  65. ^ Preobrazhenska O, Yakymovych Mariya, Kanamoto Takashi, Yakymovych Ihor, Stoika Rostyslav, Heldin Carl-Henrik, Souchelnytskyi Serhiy (August 2002). "BRCA2 and Smad3 synergize in regulation of gene transcription". Oncogene 21 (36): 5660–4. doi:10.1038/sj.onc.1205732. PMID 12165866.
  66. ^ Bork P, Blomberg N, Nilges M (May 1996). "Internal repeats in the BRCA2 protein sequence". Nat. Genet. 13 (1): 22–3. doi:10.1038/ng0596-22. PMID 8673099.
  67. ^ Robert Cook-Deegan, MD et al (2010) Impact of Gene Patents and Licensing Practices on Access to Genetic Testing for Inherited Susceptibility to Cancer: Comparing Breast and Ovarian Cancers to Colon Cancers: Patents and Licensing for Breast, Ovarian and Colon Cancer Testing Genet Med.12(4 Suppl): S15–S38.
  68. ^ Benowitz S (January 2003). "European groups oppose Myriad's latest patent on BRCA1". J. Natl. Cancer Inst. 95 (1): 8–9. doi:10.1093/jnci/95.1.8. PMID 12509391.
  69. ^ Conley J, Vorhous D, Cook-Deegan J (2011-03-01). "How Will Myriad Respond to the Next Generation of BRCA Testing?". Robinson, Bradshaw, and Hinson. Retrieved 2012-12-09.
  70. ^ "Genetics and Patenting". Human Genome Project Information. U.S. Department of Energy Genome Programs. 2010-07-07.

Further reading

  • Zou JP, Hirose Y, Siddique H, Rao VN, Reddy ES (1999). "Structure and expression of variant BRCA2a lacking the transactivation domain". Oncology reports 6 (2): 437–40. PMID 10023017.
  • Venkitaraman AR (2001). "Chromosome stability, DNA recombination and the BRCA2 tumour suppressor". Curr. Opin. Cell Biol. 13 (3): 338–43. doi:10.1016/S0955-0674(00)00217-9. PMID 11343905.
  • Orelli BJ, Bishop DK (2001). "BRCA2 and homologous recombination". Breast Cancer Res. 3 (5): 294–8. doi:10.1186/bcr310. PMC 138691. PMID 11597317. //
  • Daniel DC (2002). "Highlight: BRCA1 and BRCA2 proteins in breast cancer". Microsc.
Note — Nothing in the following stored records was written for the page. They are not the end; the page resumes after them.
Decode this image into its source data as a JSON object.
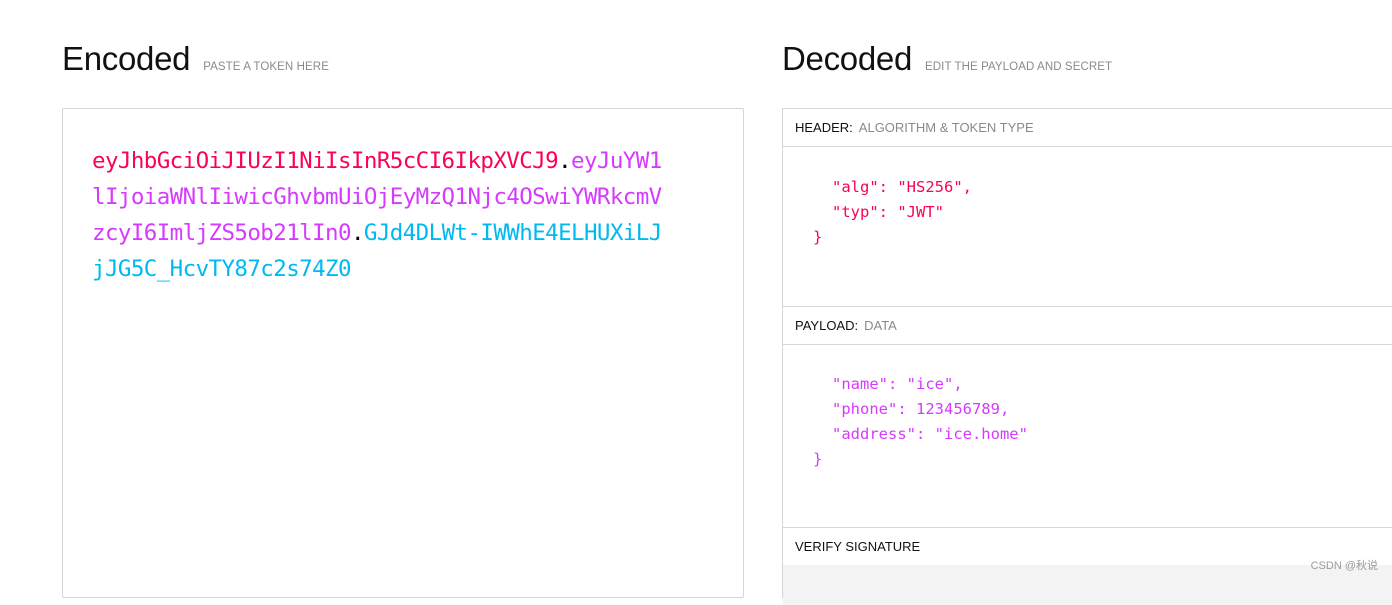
{
  "encoded": {
    "title": "Encoded",
    "subtitle": "PASTE A TOKEN HERE",
    "token": {
      "header_part": "eyJhbGciOiJIUzI1NiIsInR5cCI6IkpXVCJ9",
      "dot1": ".",
      "payload_part": "eyJuYW1lIjoiaWNlIiwicGhvbmUiOjEyMzQ1Njc4OSwiYWRkcmVzcyI6ImljZS5ob21lIn0",
      "dot2": ".",
      "signature_part": "GJd4DLWt-IWWhE4ELHUXiLJjJG5C_HcvTY87c2s74Z0"
    }
  },
  "decoded": {
    "title": "Decoded",
    "subtitle": "EDIT THE PAYLOAD AND SECRET",
    "header_section": {
      "label": "HEADER:",
      "sublabel": "ALGORITHM & TOKEN TYPE",
      "lines": [
        "\"alg\": \"HS256\",",
        "\"typ\": \"JWT\"",
        "}"
      ]
    },
    "payload_section": {
      "label": "PAYLOAD:",
      "sublabel": "DATA",
      "lines": [
        "\"name\": \"ice\",",
        "\"phone\": 123456789,",
        "\"address\": \"ice.home\"",
        "}"
      ]
    },
    "verify_section": {
      "label": "VERIFY SIGNATURE"
    }
  },
  "watermark": "CSDN @秋说",
  "colors": {
    "header": "#fb015b",
    "payload": "#d63aff",
    "signature": "#00b9f1"
  }
}
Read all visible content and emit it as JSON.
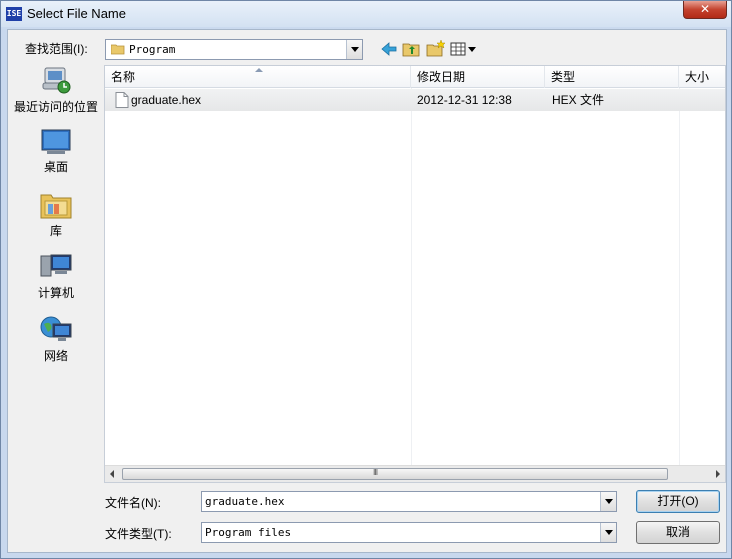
{
  "window": {
    "title": "Select File Name",
    "app_icon_text": "ISE",
    "close_symbol": "✕"
  },
  "toolbar": {
    "look_in_label": "查找范围(I):",
    "look_in_value": "Program"
  },
  "places": [
    {
      "name": "place-recent",
      "label": "最近访问的位置",
      "icon": "recent-places-icon"
    },
    {
      "name": "place-desktop",
      "label": "桌面",
      "icon": "desktop-icon"
    },
    {
      "name": "place-libraries",
      "label": "库",
      "icon": "libraries-icon"
    },
    {
      "name": "place-computer",
      "label": "计算机",
      "icon": "computer-icon"
    },
    {
      "name": "place-network",
      "label": "网络",
      "icon": "network-icon"
    }
  ],
  "columns": {
    "name": "名称",
    "date": "修改日期",
    "type": "类型",
    "size": "大小"
  },
  "files": [
    {
      "name": "graduate.hex",
      "date": "2012-12-31 12:38",
      "type": "HEX 文件",
      "size": ""
    }
  ],
  "footer": {
    "filename_label": "文件名(N):",
    "filename_value": "graduate.hex",
    "filetype_label": "文件类型(T):",
    "filetype_value": "Program files",
    "open_label": "打开(O)",
    "cancel_label": "取消"
  },
  "scrollbar": {
    "grip": "III"
  }
}
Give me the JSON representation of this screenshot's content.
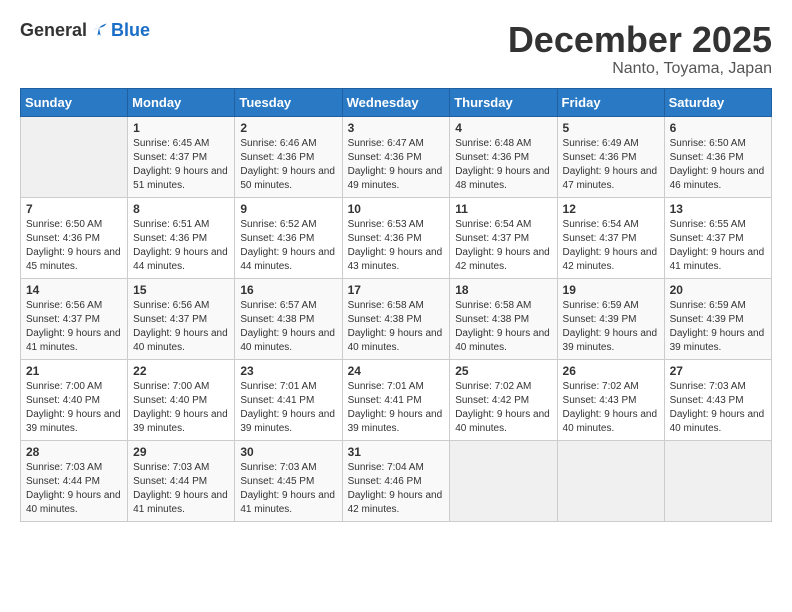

Res. Tech. 59 (1): 68–83. doi:10.1002/jemt.10178. PMID 12242698.
  • Tutt A, Ashworth A (2003). "The relationship between the roles of BRCA genes in DNA repair and cancer predisposition". Trends in molecular medicine 8 (12): 571–6. doi:10.1016/S1471-4914(02)02434-6. PMID 12470990.
  • Gonçalves A, Viens P, Sobol H, et al. (2005). "[Molecular alterations in breast cancer: clinical implications and new analytical tools]". La Revue de médecine interne / fondée ... Par la Société nationale francaise de médecine interne 26 (6): 470–8. doi:10.1016/j.revmed.2004.11.012. PMID 15936476.
  • Hay T, Clarke AR (2005). "DNA damage hypersensitivity in cells lacking BRCA2: a review of in vitro and in vivo data". Biochem. Soc. Trans. 33 (Pt 4): 715–7. doi:10.1042/BST0330715. PMID 16042582.
  • Domchek SM, Weber BL (2006). "Clinical management of BRCA1 and BRCA2 mutation carriers". Oncogene 25 (43): 5825–31. doi:10.1038/sj.onc.1209881. PMID 16998496.
  • Honrado E, Osorio A, Palacios J, Benitez J (2006). "Pathology and gene expression of hereditary breast tumors associated with BRCA1, BRCA2 and CHEK2 gene mutations". Oncogene 25 (43): 5837–45. doi:10.1038/sj.onc.1209875. PMID 16998498.

External links

This article incorporates text from the public domain Pfam and InterPro IPR002093

This article incorporates text from the public domain Pfam and InterPro IPR015252

This article incorporates text from the public domain Pfam and InterPro IPR015187

This article incorporates text from the public domain Pfam and InterPro IPR015205